The power to punish a delinquent conferred on the disciplinary authority and the appellate authority is a discretionary power and the question what is adequate punishment is a question of discretion. According to Black's Law Dictionary (5th Edition) discretionary power means "one which is not imperative or, if imperative, the time, manner or extent of execution of which is left to donee's discretion." Discretion, when applied to public or statutory functionaries, means a power or right conferred upon them by law of acting officially in certain circumstances, according to the dictates of their own judgment and conscience, uncontrolled by the judgment or conscience of others.
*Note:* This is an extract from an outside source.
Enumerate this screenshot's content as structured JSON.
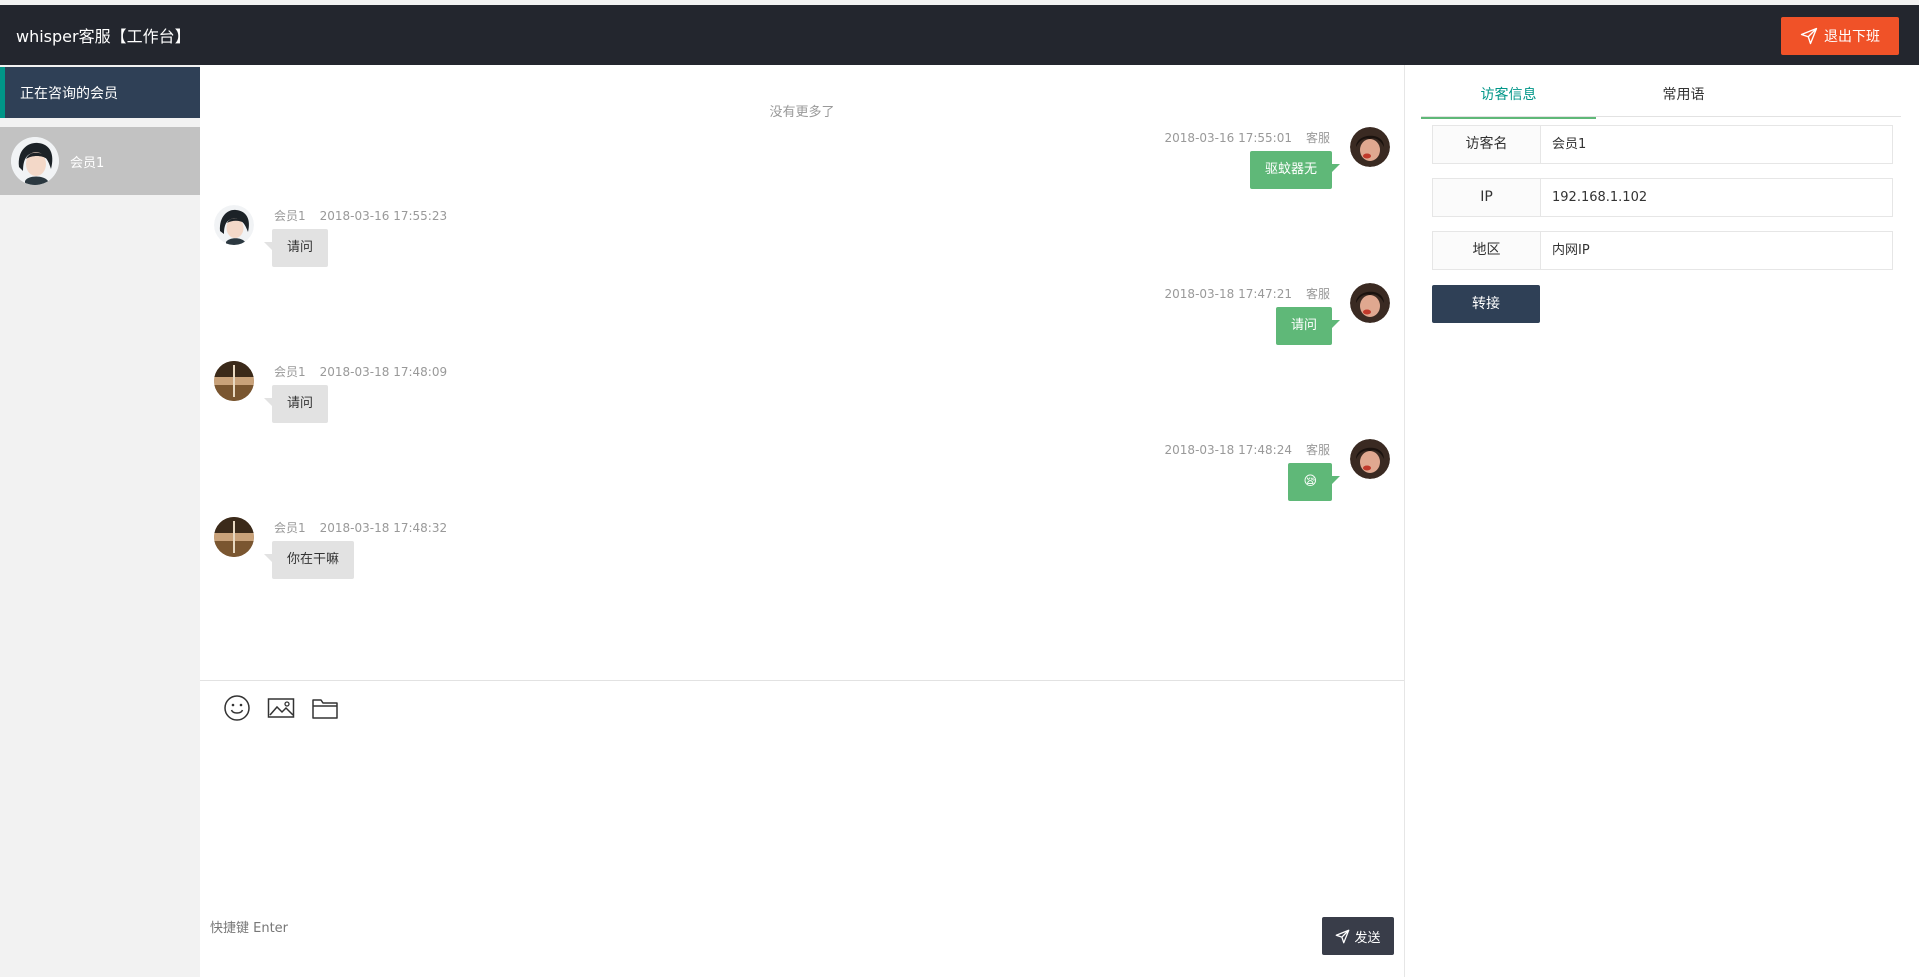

Chief Justice Coke said :
"Discretion is a science or understanding to discern between falsity and truth, between right and wrong, between shadows and substance, between equity and colourable glosses and pretences, and not to do according to their wills and private affections and opinions." Lord Halsbury says :
"Discretion means when it is said that something is to be done Within the discretion of the authorities that something is to be done according to the rules of reason and justice, not according to private opinion according to law and not humour. It is to be, not arbitrary, vague, and fanciful, but legal and regular and it must be exercised within the limit, to which a honest man competent to the discharge of his office ought to confine himself -" Discretion implies power to make a choice between alternative courses of action. The need of discretion arises because of the necessity and expediency to individualise the exercise of power by the administration i.e., the administration has to apply a vague or indefinite provision from case to case. The sphere of judicial discretion includes all questions, as to what is right, just, equitable, or reasonable so far as not determined by authoritative rules of law but committed to the liberum arbitrium of the donees of...
Please join StudyMode to read the full document